When I Am Dead, Which, Given the Mood I Am in and the Unkempt Quality of My Hair, Will Be Very Soon

I just had this rather odd revelation that a high percentage of the times I’ve considered ending my own life have been under the motivation to have the last word. Maybe this will make them understand, nothing but my cold, bled out body left, communicating what no number of words or songs or pictures could: I am disconnected. You have hurt me. I don’t have enough reasons anymore.

That’s really fucked up.

I know I’m not alone in this being alone. I know there are so many of us who feel alone even in the company of many friends. We reach out in so many ways but not one sees that open hand.

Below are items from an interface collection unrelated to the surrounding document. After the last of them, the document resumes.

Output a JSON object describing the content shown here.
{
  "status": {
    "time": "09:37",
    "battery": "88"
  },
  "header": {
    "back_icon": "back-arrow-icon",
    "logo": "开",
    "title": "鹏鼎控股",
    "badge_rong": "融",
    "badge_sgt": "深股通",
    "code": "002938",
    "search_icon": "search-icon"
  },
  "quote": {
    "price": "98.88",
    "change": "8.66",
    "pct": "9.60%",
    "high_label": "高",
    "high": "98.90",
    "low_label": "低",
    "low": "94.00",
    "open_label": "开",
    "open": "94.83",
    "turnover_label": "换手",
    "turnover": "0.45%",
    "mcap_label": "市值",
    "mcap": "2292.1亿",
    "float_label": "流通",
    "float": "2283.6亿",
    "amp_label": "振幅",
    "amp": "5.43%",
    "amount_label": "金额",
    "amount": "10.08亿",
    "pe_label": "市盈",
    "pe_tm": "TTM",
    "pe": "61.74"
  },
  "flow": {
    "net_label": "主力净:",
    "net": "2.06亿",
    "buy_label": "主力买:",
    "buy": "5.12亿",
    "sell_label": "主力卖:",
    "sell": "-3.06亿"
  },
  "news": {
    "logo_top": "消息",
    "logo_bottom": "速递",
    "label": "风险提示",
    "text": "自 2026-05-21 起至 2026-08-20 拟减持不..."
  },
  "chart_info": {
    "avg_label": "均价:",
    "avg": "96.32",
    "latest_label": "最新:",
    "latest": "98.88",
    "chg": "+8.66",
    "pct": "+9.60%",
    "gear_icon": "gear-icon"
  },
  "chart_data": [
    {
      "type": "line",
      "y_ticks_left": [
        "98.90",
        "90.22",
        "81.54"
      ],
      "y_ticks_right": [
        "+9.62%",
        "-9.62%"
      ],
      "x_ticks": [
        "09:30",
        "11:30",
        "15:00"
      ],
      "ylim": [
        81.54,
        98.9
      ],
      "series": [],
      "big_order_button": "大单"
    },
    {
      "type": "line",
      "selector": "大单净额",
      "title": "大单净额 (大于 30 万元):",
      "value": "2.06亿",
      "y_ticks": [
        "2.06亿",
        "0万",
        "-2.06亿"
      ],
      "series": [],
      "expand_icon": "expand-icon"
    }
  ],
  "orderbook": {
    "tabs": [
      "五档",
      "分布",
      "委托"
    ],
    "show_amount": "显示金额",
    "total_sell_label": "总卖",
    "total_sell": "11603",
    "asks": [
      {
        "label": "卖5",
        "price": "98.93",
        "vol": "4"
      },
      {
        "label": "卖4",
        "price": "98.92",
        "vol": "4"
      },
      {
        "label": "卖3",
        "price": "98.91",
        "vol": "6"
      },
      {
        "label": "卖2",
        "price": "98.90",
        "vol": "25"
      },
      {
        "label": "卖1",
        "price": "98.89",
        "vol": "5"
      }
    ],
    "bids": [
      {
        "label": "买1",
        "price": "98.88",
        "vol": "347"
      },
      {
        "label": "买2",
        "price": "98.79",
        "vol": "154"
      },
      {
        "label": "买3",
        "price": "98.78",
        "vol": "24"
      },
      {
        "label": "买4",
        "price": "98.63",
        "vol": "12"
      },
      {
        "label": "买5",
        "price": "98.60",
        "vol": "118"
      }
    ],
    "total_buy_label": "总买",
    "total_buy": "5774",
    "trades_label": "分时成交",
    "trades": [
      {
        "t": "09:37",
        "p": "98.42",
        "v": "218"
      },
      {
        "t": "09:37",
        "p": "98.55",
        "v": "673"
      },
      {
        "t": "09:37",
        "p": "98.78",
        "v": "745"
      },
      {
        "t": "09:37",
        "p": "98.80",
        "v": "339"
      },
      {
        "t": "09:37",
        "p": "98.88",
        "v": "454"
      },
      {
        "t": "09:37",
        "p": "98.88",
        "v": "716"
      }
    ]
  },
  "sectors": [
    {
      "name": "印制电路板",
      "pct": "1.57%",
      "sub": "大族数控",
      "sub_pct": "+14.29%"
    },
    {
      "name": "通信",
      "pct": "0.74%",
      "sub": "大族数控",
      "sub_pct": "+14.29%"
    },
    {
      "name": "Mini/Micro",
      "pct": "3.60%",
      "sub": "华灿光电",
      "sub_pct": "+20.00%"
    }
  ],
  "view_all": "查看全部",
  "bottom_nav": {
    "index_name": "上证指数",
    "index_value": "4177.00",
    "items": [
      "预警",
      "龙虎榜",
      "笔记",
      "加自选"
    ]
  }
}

In 2004 I wrote:

And that’s kind of what it comes down to. Any place can be made into a home. But a true home takes two. Alone, one can design their place how they want without conflicting aesthetic advice, they can keep it as clean or dirty as they want without anyone else complaining, they can keep the hours they want, rising early or staying up late, without disturbing anyone. But the house will still be only that. A home takes love. It doesn’t have to be between a man and a woman, it doesn’t even have to be romantic love, the “other person” doesn’t even have to live there, but people, not a person, make a home. The life of a home is contained in auras bouncing off of each other. Love, frustration, kinky sex, messy meals, obnoxious habits, conflicting opinions about the use of the remote control–these are the things that form the energy of a real home.

Grace, these days, are some drunken impersonations of this kind of intimacy.

We all walk this earth, and so few of us, really, are not aliens and strangers here. We struggle, grope, and cry out for some connection to something that is beyond this, yet it seems the more we fight off the meanies, the more mutations they take on, the more they spread their cancerous rot from across the seas to across the street to the yard to the houseplants. Next thing you know the State is knocking on your door, saying, “It’s nobody’s fault, but we have to burn your house down to prevent the spread. No hard feelings, this kind of thing happens all the time, everyone survives, best of luck in the future.”

And like all those before us, we start over from nothing, hoping someday to build again. Maybe we’ll move to the desert where we think the spores don’t live. Maybe we’ll spend our weekends spraying the grass with poisons aimed at killing the fungus. Maybe we’ll move into an urban highrise with tile floors we constantly scour and bleach.

Maybe we retreat into ourselves. Convince ourselves we’re strong, that we get along, that we were made for this world. We enjoy the attention of acquaintances, the random, surface affections we pass off for true intimacy. We take pleasure in coming “home” to a house without the disarray of another human being’s touch.

But in the end, to live a perfect life is to stop being human. The ironic beauty of humanity is its almost masochistic drive to be connected to itself in ways deeper than a casual drink, a political conversation, a hilarious joke. Its desire to be one with itself, the storm cloud desperately wanting to spin down a huge tornado, chaos be damned.

Grace, these days, would be at least a toilet bowl, where the shit could spin around together for a few seconds.


…and I thought: that laugh will only mean sadness when I am dead, which, given the mood I am in and the unkempt quality of my hair, will be very soon. Those sudden melodramatic thoughts come at the end of happy sentences, like deformed punctuation marks. We’re teasing the cat with a string, laughing along, and I think, all of this will be gray ashes, or cancer lurks unbidden and inevitable. (My father used to say, “laughing ends up in crying,” but he didn’t mean this. He meant, take that lit firecracker out of your ear, funny guy.) I have come to understand the meaning of these melancholy Morisseyish moments of self-pity and desperation: it’s naptime.

Snow day (Ftrain.com)